--- Records supplied Enclosed Below ---
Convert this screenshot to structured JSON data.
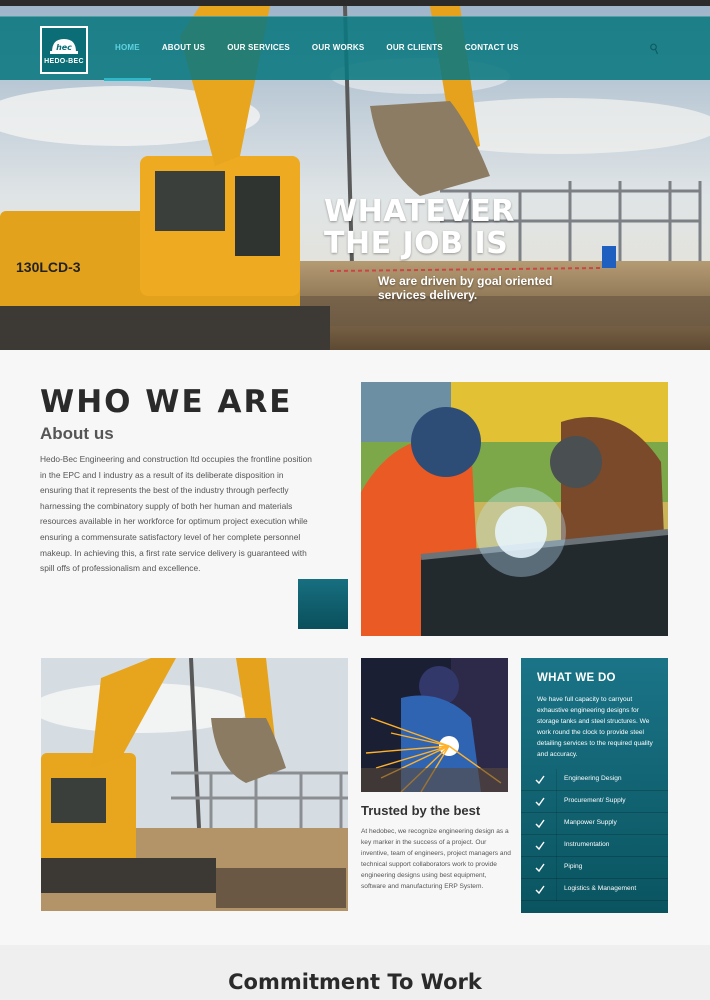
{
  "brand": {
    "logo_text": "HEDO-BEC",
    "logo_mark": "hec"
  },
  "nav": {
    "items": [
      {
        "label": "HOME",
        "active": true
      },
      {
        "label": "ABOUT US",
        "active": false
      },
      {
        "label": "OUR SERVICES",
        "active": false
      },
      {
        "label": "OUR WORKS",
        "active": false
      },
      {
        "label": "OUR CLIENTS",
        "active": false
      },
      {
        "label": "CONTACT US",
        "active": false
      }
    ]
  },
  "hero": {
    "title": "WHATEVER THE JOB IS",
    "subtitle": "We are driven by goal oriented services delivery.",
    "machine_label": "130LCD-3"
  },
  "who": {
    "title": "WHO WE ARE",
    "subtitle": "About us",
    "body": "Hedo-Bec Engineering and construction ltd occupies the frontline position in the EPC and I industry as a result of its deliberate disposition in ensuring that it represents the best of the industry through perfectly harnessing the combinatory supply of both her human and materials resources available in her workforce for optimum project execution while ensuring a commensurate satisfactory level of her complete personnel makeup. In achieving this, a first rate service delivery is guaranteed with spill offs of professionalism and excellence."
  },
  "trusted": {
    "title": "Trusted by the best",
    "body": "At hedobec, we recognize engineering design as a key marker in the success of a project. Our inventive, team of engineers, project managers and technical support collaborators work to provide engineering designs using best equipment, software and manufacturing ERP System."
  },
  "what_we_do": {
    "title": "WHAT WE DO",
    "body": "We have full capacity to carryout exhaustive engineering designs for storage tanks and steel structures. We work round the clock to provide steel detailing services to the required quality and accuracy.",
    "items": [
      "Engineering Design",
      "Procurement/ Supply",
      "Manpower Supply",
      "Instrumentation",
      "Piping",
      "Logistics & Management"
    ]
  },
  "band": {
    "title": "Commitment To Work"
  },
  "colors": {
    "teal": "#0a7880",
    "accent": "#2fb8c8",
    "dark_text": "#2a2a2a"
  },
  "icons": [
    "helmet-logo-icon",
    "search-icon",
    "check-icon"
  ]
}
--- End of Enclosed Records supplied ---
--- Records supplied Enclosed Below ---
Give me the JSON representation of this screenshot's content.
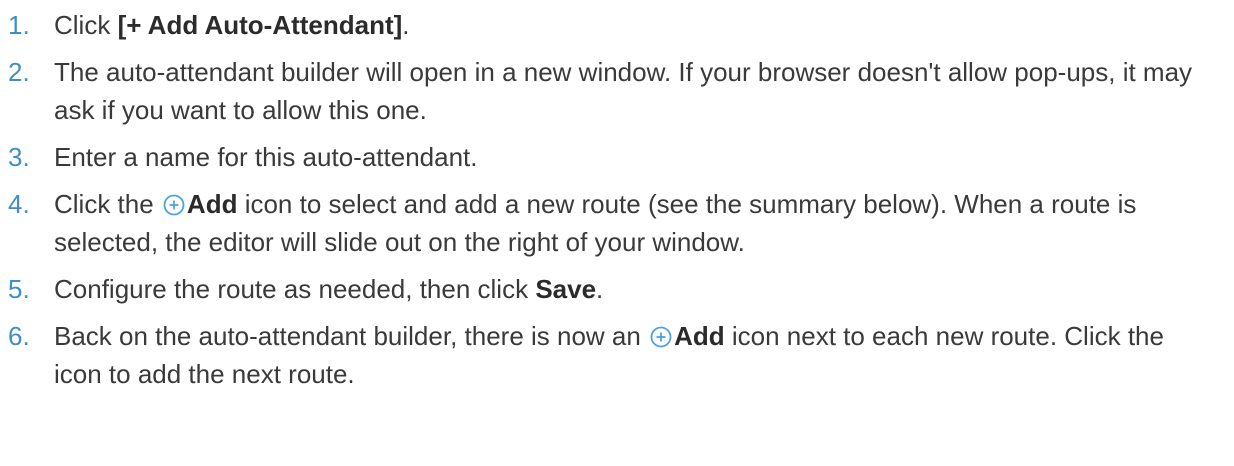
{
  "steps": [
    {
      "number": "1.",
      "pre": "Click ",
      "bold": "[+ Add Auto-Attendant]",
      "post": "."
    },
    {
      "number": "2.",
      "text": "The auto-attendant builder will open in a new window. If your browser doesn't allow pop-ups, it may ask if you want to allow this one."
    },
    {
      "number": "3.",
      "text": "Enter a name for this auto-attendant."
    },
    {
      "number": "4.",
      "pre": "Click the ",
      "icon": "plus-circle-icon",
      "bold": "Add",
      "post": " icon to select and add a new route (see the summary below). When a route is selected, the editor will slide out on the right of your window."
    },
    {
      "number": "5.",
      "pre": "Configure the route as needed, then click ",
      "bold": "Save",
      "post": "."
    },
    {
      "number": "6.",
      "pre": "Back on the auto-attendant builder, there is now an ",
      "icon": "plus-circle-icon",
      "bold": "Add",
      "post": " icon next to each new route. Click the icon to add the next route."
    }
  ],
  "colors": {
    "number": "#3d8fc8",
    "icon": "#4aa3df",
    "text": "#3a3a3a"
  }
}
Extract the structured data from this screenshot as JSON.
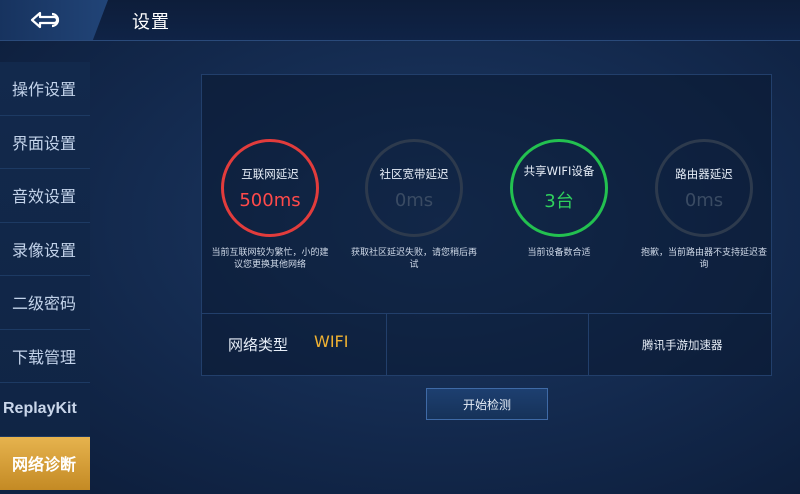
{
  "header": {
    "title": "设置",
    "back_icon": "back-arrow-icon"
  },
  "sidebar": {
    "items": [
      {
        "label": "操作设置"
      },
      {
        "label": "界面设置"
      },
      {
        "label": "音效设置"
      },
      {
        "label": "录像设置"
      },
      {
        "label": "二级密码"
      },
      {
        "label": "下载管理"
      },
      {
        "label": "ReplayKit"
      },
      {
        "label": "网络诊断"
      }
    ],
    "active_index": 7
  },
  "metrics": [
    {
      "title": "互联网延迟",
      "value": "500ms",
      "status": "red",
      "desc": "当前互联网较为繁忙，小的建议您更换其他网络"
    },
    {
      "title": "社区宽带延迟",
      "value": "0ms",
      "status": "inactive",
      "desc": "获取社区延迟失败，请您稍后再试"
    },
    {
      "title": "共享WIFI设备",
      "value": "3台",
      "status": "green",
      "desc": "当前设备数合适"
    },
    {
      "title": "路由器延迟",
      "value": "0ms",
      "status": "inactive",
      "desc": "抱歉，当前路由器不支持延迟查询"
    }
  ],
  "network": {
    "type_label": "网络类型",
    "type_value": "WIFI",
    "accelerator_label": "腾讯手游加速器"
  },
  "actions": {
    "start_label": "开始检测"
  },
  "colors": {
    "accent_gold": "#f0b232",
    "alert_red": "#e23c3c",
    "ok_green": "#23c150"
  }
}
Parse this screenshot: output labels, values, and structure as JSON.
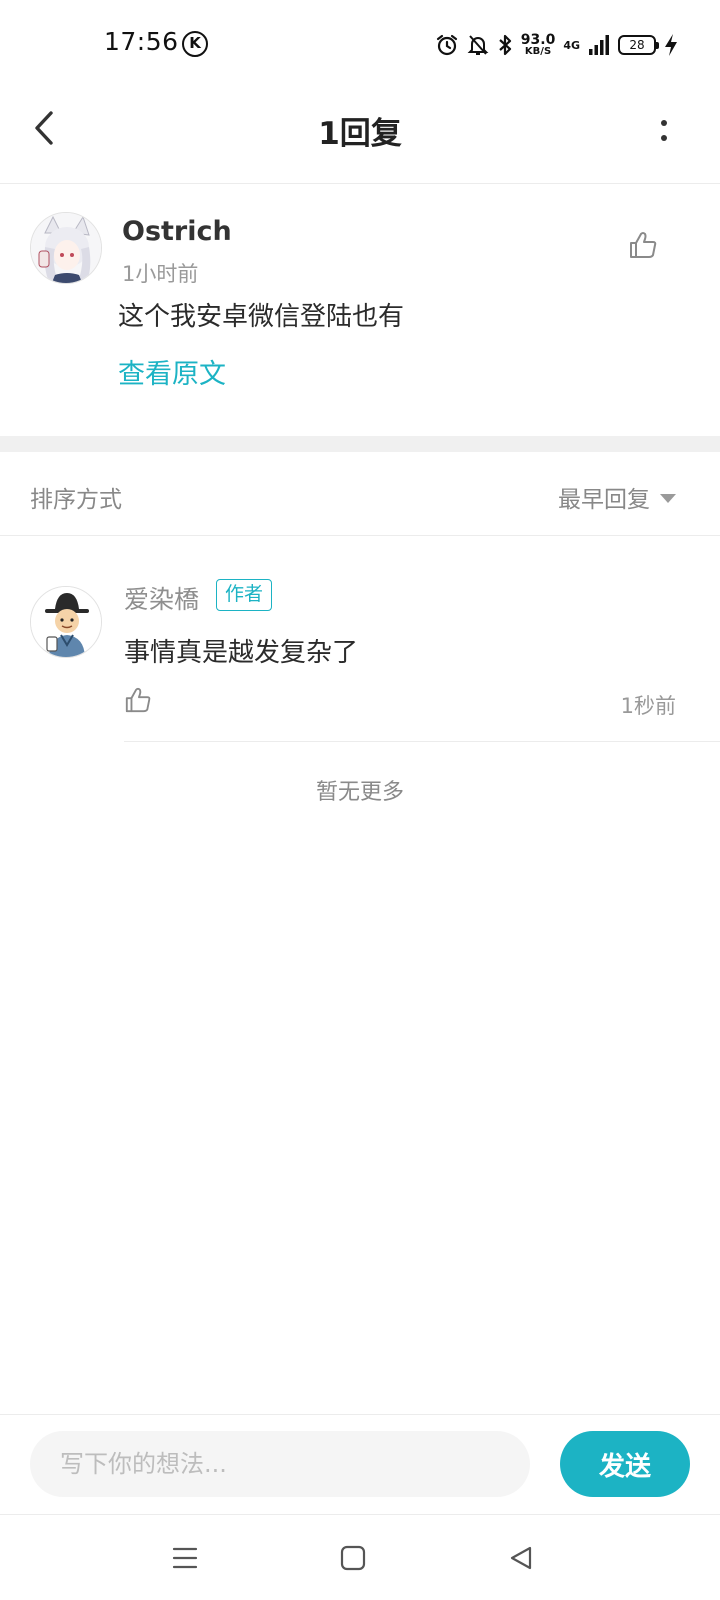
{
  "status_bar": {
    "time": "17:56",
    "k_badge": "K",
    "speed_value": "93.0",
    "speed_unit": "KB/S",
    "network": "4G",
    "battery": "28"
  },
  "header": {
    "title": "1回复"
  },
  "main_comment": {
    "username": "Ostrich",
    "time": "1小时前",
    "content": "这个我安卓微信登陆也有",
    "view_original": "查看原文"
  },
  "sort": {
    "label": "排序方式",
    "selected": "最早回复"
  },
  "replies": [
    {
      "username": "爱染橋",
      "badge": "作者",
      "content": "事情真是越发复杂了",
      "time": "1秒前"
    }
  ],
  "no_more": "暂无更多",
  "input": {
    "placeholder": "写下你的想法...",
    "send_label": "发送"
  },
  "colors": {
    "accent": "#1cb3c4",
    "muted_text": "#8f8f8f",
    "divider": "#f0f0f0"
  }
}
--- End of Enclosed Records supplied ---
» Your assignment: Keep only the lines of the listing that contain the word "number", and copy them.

» Written reply:
      "number": "1.",
      "number": "2.",
      "number": "3.",
      "number": "4.",
      "number": "5.",
      "number": "6.",
    "number": "#3d8fc8",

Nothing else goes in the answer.